Today marks the Texas election primary, in which we may have the sad distinction of providing Mitt Romney enough votes to push him over the top in delegates garnered for the Republican Convention.
A few days back I posted on the general subject of voting, and want to make a few comments here. There are many principles we should look at in determining how as Christians we should relate to our government. Our God to whom we are responsible has ordained the principle of
human government/governments (Rom 13:1-6) and is sovereign over the
events of the world (Ps 75:6-7; 103:19; Dan 2:21; Ezek 30:20-26; Rom
9:17). God who has ordained government, also establishes our obedience to
law/government (Rom 13:1-6). This includes paying tribute/taxes, praying
for and honoring those in authority (1 Tim 2:1-2; 1 Pet 2:17).
Christians ought to use what freedoms they have to do good, and so lead
others to glorify God (1 Pet 2:11-17). The Christians’ allegiance is to
God. The government’s power ends when it conflicts with God’s commands
to His people (Acts 4:18-20).
Within these principles one must determine whether to vote, and if so, for whom to vote. I
guess I came to that position by default, coming from a background where voting was considered both a duty and a privilege. Though I have increased in much skepticism, so far I have not decided
that it is unbiblical to vote for human government.
As far as the biblical basis of choosing to vote for a particular person, platform or issue, I would say it is mainly informed by three main points — that God is sovereign over the events of the world, that the purpose of government is to promote good and punish evil, and that
Christians ought to use what freedom they have to do good& to lead
others to glorify God.
Because I believe God is sovereign, I do not
worry that it is my responsibility to “raise up” or “put down” the next
“ruler”. God can do that with or without my vote. As a
Christian under the rule of God and commanded to do good, I should vote

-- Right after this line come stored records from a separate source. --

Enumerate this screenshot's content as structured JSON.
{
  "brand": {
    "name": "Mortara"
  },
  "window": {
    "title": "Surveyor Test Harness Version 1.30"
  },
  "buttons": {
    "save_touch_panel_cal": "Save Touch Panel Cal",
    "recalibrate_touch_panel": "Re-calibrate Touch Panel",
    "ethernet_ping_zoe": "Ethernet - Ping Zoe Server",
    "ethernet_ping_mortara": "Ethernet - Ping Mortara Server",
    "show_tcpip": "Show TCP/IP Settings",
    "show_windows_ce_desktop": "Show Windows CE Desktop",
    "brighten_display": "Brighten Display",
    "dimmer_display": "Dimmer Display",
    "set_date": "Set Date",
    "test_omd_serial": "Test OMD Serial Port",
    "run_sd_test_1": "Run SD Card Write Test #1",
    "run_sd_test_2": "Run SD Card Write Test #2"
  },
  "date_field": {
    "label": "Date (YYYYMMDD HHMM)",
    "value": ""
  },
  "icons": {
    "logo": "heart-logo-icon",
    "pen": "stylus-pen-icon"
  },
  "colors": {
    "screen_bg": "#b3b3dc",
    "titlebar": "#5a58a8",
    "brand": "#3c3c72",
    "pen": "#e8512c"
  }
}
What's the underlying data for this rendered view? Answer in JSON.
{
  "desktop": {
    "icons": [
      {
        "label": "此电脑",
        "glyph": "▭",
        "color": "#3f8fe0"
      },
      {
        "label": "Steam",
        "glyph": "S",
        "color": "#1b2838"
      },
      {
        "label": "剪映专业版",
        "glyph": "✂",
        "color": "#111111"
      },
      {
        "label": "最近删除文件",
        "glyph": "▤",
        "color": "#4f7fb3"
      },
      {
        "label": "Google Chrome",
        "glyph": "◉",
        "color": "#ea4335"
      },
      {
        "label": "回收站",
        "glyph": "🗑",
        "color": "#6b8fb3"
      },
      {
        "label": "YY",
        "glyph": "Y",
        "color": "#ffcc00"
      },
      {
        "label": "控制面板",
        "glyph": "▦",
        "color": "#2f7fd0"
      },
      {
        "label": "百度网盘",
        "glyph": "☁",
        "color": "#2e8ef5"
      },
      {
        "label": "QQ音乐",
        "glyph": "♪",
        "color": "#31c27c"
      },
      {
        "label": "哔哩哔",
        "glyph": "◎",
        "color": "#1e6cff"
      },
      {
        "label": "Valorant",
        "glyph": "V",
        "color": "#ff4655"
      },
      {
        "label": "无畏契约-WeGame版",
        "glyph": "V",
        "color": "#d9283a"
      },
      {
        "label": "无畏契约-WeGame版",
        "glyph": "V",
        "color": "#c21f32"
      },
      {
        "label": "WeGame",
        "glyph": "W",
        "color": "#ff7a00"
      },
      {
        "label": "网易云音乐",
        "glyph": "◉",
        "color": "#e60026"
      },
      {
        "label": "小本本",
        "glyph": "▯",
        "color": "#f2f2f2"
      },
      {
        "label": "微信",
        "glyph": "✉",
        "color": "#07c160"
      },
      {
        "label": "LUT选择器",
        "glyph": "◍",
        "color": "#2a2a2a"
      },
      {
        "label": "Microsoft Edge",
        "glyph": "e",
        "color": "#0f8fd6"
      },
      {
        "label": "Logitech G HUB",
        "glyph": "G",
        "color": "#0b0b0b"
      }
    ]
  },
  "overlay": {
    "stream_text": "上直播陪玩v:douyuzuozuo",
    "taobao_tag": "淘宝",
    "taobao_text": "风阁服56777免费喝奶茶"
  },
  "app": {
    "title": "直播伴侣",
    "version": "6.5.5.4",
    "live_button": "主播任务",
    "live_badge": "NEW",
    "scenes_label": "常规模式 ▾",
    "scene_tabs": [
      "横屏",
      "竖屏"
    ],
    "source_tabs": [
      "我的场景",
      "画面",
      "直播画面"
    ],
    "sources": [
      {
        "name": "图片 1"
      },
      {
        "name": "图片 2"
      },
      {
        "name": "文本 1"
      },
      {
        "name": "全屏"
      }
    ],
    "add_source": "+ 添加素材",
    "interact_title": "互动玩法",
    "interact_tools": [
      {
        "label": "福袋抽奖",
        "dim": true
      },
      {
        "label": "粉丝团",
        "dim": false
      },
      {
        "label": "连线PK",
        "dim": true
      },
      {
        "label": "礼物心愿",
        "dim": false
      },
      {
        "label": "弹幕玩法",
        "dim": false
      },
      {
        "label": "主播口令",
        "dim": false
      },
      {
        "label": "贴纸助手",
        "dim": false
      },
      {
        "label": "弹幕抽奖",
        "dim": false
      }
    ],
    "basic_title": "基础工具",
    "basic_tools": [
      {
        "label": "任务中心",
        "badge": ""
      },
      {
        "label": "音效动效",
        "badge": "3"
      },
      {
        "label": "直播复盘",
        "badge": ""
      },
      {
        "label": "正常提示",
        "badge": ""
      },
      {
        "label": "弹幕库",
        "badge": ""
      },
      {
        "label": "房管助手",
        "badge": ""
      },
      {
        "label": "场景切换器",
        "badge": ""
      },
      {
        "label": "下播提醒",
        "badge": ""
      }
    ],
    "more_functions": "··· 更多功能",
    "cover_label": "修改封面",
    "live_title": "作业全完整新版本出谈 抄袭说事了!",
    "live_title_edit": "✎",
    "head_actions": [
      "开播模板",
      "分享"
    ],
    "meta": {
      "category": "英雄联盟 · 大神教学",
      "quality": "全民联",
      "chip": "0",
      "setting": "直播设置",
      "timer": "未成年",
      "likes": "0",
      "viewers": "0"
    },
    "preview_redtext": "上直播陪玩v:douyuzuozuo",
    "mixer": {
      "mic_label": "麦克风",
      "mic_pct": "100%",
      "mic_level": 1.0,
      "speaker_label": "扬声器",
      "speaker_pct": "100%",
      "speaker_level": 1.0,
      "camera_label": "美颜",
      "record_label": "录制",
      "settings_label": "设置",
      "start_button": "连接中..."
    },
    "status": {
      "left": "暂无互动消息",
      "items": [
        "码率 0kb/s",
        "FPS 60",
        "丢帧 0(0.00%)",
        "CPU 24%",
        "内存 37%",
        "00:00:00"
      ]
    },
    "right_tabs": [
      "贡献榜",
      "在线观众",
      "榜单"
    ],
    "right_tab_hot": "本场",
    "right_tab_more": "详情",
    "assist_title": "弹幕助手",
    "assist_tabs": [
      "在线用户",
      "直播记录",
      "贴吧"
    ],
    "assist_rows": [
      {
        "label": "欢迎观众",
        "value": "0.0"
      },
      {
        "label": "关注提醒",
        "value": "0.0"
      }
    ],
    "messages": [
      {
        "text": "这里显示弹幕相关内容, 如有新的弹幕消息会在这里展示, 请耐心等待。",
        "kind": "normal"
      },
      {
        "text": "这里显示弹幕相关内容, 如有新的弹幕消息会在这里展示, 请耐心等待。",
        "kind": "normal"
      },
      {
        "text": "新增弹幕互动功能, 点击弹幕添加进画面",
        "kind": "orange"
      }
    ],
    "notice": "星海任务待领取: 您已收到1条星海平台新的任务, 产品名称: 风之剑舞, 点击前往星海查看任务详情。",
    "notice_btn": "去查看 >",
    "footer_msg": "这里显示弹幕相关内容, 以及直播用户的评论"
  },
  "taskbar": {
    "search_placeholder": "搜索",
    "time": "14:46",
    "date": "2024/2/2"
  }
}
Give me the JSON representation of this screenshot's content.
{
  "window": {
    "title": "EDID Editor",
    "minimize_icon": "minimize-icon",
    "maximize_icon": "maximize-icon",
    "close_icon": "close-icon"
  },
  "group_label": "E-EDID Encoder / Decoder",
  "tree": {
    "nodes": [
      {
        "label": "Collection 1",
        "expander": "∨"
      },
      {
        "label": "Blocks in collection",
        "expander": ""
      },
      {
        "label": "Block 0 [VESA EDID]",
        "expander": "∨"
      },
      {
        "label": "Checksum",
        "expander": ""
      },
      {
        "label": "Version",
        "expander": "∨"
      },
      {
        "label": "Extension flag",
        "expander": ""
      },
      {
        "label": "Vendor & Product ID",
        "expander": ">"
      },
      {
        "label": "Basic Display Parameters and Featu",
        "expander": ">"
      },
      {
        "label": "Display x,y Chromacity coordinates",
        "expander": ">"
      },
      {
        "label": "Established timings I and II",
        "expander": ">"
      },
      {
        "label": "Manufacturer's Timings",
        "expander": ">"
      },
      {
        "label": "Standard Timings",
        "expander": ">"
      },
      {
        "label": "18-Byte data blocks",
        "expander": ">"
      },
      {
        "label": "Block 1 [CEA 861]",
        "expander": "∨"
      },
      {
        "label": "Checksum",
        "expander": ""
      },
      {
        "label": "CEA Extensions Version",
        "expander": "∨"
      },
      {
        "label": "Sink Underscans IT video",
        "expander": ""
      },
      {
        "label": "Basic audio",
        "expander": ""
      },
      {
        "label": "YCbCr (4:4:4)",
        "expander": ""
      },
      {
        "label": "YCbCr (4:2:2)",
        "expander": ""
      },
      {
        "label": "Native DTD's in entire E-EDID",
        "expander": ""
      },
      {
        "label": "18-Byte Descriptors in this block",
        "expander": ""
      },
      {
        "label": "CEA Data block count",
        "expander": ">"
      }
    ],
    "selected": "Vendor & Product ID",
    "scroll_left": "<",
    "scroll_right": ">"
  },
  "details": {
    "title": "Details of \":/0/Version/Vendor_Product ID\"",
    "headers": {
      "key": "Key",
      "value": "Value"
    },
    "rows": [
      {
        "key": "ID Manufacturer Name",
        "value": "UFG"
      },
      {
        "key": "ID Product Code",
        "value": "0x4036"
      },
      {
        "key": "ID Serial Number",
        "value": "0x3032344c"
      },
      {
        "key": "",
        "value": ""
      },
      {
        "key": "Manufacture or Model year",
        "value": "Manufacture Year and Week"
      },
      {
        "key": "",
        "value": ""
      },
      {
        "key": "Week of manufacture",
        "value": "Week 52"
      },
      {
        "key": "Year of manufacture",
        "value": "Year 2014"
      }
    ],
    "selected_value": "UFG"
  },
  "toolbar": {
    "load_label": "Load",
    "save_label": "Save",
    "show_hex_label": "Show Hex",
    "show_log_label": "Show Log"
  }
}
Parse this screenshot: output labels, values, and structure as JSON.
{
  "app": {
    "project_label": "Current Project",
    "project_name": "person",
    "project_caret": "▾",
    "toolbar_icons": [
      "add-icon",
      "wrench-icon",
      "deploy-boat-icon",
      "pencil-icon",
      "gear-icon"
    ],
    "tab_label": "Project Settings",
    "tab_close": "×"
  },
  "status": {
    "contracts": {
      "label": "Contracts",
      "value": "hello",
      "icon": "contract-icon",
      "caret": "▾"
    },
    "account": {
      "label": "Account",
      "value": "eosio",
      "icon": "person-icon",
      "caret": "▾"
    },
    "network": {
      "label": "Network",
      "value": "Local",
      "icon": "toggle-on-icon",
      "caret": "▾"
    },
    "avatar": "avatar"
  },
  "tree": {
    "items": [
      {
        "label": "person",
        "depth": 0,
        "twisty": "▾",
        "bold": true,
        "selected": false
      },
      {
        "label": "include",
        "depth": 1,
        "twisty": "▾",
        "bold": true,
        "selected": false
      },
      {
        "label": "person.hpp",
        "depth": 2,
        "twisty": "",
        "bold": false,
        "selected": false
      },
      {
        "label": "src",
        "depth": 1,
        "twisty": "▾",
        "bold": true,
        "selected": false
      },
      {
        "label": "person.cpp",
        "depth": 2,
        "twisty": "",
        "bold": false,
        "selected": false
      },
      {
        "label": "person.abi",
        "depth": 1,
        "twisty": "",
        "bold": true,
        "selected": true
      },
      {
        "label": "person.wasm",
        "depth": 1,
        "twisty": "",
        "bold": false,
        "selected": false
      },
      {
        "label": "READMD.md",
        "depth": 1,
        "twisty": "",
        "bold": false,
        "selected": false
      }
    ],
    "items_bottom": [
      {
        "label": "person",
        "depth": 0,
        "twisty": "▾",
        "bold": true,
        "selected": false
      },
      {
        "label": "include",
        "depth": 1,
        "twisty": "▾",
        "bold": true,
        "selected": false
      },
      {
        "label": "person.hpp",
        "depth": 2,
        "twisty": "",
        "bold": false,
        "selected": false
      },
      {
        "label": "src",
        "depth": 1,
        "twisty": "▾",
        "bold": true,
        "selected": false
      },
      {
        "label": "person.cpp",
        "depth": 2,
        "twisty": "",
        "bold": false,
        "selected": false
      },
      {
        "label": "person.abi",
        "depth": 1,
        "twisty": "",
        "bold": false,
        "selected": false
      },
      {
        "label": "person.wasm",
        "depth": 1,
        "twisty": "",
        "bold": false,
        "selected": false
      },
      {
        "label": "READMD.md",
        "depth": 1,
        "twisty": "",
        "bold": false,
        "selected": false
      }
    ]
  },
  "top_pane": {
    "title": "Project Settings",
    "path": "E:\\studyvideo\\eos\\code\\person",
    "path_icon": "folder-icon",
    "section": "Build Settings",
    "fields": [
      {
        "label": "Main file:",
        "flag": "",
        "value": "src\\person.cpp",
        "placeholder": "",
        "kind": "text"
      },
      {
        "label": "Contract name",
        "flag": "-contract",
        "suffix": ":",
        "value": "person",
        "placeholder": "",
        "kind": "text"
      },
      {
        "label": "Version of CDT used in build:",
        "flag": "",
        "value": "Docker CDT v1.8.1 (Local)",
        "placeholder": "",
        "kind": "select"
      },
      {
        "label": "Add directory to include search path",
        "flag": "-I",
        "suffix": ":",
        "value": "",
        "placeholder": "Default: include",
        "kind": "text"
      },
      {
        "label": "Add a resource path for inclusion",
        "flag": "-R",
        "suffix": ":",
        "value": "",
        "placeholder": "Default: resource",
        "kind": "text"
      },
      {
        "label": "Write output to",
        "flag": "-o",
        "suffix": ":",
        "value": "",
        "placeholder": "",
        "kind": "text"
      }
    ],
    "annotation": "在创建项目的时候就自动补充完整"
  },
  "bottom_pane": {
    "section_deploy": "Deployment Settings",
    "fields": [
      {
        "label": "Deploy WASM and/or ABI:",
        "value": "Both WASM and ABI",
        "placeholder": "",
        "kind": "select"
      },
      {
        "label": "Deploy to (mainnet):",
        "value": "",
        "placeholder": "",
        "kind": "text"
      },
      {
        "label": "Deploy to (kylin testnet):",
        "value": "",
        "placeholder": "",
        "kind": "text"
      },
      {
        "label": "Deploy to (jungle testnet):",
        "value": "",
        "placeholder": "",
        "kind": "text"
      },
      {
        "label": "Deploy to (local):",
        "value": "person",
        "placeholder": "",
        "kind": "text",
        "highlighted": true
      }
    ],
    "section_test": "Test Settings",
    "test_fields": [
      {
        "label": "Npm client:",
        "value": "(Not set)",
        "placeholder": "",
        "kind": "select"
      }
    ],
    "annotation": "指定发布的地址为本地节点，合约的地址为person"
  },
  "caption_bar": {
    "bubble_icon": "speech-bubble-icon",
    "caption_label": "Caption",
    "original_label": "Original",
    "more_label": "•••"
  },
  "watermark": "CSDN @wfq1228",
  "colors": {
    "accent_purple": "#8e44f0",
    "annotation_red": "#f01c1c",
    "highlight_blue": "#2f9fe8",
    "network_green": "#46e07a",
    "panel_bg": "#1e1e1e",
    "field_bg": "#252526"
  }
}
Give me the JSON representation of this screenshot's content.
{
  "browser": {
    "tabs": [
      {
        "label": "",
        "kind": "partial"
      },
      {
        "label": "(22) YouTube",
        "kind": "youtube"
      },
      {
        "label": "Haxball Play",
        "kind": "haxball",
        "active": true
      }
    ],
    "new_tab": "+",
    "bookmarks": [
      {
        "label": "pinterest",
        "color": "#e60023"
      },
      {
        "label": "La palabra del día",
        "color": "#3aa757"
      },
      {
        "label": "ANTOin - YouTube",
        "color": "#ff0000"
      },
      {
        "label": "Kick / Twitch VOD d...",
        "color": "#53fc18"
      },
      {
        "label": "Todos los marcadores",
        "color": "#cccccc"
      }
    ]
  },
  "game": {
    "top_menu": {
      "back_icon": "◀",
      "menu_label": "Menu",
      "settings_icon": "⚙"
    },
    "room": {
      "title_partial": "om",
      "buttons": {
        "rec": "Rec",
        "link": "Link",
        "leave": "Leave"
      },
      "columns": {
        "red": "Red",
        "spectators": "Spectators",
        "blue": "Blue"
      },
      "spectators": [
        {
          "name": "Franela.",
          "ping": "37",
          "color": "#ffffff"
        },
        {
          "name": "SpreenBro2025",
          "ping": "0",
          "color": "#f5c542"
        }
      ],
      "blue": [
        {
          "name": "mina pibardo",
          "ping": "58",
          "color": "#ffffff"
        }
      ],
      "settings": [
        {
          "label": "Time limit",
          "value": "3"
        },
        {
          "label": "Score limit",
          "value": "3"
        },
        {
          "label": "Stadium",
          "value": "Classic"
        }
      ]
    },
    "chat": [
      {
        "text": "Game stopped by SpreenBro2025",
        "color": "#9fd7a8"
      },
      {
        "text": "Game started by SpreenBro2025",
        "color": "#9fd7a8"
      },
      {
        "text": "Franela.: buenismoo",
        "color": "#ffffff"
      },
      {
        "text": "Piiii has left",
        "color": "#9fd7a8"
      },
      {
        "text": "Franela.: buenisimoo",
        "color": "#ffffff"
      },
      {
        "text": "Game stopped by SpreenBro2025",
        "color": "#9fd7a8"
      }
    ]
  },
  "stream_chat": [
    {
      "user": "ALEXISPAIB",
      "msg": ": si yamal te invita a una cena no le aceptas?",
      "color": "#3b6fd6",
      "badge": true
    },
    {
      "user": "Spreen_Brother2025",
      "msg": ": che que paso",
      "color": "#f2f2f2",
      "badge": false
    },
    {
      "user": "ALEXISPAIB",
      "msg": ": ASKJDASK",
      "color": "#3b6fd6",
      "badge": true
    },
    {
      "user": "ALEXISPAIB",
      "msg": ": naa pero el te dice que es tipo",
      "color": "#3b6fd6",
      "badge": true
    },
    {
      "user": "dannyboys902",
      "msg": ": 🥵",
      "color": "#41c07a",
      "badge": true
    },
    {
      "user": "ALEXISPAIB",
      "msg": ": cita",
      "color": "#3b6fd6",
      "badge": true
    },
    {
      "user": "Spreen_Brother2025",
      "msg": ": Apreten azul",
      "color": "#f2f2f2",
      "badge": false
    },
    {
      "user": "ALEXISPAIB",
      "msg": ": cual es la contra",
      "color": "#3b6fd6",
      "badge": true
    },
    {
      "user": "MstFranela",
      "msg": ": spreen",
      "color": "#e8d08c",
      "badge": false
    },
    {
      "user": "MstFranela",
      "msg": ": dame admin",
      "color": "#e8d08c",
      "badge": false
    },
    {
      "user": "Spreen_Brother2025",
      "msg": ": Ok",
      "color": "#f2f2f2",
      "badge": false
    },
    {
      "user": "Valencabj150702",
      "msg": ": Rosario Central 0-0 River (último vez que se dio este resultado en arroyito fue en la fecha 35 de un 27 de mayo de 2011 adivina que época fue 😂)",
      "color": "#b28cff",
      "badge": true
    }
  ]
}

for what or who I think will do good and punish evil.
Mine is to vote; God's is to raise up and put down. As I thought about this, it occurred to me that many of us are very "free will" and "anti-sovereignty" in our voting. We worry that if we do not vote that God will not be able to raise up the right ruler or rulers. Perhaps we never consider that our vote or lack therefore is already part of God's determined means of accomplishing His will?